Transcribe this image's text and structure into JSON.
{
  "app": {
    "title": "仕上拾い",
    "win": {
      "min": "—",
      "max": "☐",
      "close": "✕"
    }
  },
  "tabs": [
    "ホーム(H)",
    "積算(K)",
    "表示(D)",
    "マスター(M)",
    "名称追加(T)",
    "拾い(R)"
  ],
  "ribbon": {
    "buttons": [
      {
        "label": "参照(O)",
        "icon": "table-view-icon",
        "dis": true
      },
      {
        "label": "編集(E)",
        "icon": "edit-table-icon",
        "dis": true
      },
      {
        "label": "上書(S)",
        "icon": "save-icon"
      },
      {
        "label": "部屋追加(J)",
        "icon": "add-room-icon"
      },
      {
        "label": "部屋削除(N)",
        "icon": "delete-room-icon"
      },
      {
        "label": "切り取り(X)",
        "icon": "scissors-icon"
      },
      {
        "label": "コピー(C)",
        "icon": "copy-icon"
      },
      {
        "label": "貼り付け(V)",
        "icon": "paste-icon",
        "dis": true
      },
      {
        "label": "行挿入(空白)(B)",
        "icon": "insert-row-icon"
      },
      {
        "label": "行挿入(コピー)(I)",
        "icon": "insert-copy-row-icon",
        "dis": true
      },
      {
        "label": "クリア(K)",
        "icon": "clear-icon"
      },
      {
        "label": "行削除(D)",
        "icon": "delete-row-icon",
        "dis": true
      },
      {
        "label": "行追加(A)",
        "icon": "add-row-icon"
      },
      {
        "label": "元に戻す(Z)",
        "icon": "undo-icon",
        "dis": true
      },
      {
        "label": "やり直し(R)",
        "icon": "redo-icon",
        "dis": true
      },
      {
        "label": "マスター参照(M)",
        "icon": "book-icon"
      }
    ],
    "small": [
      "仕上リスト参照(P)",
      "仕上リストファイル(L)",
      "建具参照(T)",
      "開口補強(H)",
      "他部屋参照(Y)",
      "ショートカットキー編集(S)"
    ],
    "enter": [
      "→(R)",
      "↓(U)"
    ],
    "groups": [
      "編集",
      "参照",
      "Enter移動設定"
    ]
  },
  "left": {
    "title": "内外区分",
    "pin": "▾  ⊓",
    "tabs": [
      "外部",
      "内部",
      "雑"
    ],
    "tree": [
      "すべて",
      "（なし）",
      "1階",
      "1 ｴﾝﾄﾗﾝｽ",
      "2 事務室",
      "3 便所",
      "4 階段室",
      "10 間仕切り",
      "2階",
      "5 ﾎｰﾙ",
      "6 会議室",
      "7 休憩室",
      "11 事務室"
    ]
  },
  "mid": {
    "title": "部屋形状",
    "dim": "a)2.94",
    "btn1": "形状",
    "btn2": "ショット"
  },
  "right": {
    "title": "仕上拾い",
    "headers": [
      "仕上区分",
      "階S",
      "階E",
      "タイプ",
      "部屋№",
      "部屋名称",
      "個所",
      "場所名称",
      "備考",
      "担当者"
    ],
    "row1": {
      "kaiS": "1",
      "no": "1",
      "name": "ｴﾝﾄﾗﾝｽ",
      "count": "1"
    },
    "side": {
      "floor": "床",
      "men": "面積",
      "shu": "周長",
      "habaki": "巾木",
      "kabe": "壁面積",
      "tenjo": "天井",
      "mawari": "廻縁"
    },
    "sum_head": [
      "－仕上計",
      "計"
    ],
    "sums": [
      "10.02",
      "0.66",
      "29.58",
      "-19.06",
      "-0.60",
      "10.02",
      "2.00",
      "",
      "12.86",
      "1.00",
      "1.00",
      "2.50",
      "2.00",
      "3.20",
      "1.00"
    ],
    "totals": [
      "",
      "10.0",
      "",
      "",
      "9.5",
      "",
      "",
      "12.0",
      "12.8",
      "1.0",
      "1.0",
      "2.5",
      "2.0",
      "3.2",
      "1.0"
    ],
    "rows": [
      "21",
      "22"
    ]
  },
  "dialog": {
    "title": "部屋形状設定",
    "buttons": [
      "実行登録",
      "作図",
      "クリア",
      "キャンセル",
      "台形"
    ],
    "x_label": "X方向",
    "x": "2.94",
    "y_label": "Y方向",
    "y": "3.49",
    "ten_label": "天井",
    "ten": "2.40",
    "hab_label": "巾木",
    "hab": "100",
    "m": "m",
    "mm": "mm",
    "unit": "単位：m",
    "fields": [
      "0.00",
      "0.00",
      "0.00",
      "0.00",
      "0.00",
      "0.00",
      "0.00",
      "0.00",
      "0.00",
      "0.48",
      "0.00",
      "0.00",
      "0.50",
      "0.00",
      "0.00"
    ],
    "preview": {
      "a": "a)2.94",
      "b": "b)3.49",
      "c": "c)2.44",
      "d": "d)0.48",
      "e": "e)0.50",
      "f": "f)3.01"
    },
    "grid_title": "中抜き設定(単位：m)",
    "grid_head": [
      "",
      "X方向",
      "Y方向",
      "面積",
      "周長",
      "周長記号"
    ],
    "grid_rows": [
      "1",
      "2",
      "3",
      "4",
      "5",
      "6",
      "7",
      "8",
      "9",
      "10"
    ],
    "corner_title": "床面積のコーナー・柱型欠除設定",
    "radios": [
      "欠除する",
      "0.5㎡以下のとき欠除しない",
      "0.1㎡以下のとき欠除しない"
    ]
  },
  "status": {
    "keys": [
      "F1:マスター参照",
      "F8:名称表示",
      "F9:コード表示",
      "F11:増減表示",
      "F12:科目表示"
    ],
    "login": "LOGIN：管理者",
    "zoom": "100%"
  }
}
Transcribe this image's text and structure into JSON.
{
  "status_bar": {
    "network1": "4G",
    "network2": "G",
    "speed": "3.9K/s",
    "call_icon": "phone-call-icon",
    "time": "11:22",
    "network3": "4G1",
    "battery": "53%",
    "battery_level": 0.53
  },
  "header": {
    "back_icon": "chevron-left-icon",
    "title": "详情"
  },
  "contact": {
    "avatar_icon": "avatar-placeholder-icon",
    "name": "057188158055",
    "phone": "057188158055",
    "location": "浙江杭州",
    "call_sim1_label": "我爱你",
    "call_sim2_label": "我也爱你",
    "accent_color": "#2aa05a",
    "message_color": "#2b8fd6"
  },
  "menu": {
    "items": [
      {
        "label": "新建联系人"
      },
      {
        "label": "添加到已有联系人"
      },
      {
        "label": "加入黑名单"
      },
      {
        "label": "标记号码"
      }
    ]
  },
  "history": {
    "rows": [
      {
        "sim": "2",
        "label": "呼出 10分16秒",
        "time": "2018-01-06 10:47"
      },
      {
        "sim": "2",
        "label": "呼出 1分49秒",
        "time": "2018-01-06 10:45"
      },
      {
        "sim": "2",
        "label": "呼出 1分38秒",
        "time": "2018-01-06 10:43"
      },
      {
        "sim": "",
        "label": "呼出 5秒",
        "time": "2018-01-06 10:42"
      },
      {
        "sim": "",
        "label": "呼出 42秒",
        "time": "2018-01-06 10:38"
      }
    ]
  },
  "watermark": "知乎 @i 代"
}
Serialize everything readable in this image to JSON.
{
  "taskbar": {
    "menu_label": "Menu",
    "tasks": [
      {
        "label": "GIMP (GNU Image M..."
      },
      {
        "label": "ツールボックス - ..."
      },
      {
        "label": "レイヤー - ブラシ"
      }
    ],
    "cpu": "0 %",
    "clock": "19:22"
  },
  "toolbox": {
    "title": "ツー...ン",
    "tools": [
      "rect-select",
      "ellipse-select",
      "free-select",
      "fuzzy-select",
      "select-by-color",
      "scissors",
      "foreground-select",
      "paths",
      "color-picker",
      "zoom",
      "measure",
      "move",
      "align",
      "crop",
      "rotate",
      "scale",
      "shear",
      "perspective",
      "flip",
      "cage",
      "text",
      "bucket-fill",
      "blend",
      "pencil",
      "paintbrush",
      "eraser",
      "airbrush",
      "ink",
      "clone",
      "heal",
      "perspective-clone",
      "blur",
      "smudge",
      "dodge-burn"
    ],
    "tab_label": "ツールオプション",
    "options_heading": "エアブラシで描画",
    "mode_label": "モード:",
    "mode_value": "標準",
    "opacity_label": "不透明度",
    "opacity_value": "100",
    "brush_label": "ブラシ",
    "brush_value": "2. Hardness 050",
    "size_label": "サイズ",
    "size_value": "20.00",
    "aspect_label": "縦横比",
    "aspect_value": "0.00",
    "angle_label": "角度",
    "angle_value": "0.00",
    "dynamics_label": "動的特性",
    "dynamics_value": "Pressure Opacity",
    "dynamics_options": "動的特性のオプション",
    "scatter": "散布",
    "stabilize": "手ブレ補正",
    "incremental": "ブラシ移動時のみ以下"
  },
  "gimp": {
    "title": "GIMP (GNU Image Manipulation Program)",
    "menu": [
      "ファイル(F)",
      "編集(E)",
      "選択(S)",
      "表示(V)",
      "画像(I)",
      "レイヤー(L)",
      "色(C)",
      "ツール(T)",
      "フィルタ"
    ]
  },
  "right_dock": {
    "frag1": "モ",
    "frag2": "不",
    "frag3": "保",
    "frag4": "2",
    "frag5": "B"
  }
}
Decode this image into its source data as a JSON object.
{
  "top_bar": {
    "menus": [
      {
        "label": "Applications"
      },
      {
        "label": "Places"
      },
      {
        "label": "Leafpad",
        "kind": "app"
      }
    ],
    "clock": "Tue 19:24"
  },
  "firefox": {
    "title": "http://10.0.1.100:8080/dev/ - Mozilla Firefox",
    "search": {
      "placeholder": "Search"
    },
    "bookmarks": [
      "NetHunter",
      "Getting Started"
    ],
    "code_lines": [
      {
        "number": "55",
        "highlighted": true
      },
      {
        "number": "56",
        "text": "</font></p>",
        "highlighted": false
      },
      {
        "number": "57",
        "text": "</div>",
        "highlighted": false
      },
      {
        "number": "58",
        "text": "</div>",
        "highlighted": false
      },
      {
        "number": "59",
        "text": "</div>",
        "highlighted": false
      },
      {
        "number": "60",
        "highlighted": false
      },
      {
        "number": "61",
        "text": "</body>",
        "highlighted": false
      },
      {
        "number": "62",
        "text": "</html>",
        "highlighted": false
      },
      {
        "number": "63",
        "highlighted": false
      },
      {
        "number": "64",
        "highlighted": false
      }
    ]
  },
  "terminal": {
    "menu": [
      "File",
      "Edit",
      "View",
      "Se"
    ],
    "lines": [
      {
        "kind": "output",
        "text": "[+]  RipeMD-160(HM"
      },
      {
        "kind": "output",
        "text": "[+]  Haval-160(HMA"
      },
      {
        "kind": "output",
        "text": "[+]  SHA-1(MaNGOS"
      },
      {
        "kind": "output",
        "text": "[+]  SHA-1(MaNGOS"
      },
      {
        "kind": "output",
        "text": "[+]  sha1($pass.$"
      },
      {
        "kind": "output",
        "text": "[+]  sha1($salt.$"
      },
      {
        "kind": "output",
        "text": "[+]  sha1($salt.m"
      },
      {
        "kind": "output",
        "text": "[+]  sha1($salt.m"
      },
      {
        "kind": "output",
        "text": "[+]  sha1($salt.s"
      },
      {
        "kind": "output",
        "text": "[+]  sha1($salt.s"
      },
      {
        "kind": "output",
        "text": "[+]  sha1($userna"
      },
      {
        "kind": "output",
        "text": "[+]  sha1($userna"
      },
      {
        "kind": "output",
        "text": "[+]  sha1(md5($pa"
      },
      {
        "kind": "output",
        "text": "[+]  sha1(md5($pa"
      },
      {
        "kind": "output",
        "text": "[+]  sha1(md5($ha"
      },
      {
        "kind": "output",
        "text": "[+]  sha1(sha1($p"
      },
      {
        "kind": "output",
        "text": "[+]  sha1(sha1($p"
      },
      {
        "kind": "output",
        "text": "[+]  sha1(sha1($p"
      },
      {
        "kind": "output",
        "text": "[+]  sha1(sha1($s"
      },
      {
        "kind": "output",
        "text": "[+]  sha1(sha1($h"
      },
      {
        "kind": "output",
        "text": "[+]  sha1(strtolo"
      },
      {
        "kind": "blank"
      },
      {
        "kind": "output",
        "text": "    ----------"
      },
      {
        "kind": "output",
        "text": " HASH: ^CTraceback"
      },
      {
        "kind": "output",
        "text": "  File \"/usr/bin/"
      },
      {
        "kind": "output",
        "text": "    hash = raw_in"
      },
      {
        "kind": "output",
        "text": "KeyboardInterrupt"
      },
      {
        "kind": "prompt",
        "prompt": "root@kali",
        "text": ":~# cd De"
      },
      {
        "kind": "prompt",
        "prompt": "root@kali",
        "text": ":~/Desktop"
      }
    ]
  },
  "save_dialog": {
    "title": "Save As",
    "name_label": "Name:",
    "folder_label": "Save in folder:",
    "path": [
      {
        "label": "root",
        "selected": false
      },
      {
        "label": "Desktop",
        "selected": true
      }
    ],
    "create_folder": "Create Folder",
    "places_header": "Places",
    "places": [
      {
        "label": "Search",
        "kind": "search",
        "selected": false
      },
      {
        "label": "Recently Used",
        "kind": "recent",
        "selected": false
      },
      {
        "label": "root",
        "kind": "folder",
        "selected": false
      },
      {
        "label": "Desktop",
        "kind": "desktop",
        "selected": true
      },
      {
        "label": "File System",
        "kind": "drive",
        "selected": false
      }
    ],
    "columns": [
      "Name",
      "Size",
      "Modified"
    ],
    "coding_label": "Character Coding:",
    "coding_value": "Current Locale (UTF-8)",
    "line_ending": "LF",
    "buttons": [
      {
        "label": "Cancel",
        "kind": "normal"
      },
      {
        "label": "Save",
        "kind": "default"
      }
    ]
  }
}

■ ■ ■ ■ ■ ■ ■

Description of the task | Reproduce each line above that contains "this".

Task result |
Transcribe this image's text and structure into JSON.
Transcribe this image's text and structure into JSON.
Serialize everything readable in this image to JSON.
Decode this image into its source data as a JSON object.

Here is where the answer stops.